▶ [TASK REQUIREMENTS] Narrow the data below down to the lines containing "التواصل".
===== GIVEN RECORDS
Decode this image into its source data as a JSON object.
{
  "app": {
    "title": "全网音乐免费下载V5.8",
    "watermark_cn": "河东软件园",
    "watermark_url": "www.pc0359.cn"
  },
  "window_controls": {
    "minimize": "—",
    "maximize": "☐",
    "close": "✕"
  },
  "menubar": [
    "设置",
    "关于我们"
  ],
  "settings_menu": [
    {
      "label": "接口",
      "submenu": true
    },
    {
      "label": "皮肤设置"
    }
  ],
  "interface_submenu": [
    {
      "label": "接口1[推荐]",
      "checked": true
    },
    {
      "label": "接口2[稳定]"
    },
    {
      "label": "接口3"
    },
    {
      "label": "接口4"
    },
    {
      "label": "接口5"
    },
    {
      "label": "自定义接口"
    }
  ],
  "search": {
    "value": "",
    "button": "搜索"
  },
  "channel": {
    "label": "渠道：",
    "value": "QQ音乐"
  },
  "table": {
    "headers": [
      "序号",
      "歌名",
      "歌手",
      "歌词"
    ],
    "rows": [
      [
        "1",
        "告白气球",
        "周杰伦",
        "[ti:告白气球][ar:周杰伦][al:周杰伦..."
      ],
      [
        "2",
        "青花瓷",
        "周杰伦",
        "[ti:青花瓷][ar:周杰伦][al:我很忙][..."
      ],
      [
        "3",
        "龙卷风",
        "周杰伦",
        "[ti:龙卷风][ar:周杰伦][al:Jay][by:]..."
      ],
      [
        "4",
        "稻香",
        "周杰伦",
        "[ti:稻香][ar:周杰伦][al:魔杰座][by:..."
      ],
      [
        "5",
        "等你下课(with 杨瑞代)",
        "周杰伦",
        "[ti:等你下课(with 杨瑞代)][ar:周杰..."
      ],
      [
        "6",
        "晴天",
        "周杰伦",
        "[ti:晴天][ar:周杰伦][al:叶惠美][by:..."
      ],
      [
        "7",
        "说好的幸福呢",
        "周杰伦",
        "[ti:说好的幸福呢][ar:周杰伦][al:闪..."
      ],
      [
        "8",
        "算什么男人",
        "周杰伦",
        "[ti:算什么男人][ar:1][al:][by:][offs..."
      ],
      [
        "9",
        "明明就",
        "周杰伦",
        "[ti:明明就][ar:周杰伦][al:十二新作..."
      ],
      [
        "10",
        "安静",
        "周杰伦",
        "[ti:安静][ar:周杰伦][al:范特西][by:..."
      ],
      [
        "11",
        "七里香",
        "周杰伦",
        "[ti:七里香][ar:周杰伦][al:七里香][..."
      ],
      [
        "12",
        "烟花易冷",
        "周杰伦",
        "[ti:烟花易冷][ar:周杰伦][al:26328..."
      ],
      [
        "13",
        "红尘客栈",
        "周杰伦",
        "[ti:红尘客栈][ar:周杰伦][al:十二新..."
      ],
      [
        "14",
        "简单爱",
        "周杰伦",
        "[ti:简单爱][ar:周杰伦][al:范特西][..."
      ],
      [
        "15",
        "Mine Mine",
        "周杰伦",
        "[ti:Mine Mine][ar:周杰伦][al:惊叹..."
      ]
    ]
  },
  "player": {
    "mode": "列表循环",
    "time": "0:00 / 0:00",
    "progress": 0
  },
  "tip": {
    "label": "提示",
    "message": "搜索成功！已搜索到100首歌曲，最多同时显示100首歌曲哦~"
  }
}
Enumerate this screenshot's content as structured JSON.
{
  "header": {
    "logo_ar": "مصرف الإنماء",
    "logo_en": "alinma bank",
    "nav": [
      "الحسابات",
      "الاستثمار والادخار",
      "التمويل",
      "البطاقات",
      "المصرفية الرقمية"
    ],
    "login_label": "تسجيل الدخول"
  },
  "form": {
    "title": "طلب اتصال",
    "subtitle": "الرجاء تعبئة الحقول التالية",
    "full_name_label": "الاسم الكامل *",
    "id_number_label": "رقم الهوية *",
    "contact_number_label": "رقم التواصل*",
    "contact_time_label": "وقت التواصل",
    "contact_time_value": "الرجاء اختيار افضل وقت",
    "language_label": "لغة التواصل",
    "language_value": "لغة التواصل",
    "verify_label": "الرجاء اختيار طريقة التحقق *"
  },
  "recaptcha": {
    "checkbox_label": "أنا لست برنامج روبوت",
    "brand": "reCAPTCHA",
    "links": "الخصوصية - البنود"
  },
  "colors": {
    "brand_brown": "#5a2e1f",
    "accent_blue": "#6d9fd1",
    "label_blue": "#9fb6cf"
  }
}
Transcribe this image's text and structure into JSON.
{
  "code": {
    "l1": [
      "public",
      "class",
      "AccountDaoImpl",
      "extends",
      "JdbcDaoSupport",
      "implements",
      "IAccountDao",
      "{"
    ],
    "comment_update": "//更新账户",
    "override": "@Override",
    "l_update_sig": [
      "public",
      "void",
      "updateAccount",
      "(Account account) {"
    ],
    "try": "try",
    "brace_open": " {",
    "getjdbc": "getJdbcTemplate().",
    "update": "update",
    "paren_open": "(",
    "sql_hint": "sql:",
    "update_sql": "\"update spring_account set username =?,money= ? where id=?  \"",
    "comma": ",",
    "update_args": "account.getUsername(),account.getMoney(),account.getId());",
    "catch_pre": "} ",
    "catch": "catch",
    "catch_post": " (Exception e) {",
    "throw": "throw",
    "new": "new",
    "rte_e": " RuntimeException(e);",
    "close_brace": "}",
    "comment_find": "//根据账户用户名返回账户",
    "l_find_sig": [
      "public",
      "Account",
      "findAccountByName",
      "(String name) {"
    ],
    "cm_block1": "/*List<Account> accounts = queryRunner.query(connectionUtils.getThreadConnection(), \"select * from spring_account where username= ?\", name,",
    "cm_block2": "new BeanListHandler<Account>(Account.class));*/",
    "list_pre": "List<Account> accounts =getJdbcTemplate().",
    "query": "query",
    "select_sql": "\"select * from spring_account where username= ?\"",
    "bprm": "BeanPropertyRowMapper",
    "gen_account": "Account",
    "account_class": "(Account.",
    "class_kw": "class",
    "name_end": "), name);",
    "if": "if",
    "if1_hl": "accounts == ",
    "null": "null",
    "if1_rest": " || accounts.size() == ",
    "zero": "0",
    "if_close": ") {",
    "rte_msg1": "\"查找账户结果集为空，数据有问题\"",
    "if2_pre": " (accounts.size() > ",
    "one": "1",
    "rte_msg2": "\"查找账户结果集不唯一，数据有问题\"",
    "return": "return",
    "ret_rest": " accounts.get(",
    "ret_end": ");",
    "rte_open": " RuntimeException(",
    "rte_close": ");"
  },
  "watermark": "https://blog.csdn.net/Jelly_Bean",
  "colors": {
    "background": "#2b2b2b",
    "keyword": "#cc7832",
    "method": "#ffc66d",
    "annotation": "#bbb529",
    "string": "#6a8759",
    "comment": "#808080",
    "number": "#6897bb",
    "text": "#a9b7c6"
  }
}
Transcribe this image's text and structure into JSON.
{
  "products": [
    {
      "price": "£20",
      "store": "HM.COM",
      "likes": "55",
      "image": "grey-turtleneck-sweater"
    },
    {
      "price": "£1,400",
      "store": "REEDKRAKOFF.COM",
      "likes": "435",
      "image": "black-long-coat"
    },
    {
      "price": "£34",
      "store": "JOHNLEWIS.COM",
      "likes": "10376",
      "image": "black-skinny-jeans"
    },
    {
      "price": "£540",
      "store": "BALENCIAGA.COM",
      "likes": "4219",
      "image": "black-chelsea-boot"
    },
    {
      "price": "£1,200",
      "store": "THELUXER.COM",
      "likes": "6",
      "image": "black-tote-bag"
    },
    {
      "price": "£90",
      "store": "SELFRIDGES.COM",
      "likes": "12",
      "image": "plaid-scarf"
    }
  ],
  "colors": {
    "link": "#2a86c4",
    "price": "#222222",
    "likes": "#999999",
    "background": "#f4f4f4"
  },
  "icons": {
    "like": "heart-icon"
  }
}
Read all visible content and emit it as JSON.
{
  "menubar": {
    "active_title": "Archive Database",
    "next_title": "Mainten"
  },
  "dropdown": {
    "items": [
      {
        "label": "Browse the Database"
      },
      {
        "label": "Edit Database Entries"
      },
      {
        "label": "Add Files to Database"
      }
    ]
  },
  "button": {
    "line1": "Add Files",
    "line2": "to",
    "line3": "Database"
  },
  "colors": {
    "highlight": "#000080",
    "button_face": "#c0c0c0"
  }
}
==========
▶ [ANSWER FOR THIS EXERCISE]
    "contact_number_label": "رقم التواصل*",
    "contact_time_label": "وقت التواصل",
    "language_label": "لغة التواصل",
    "language_value": "لغة التواصل",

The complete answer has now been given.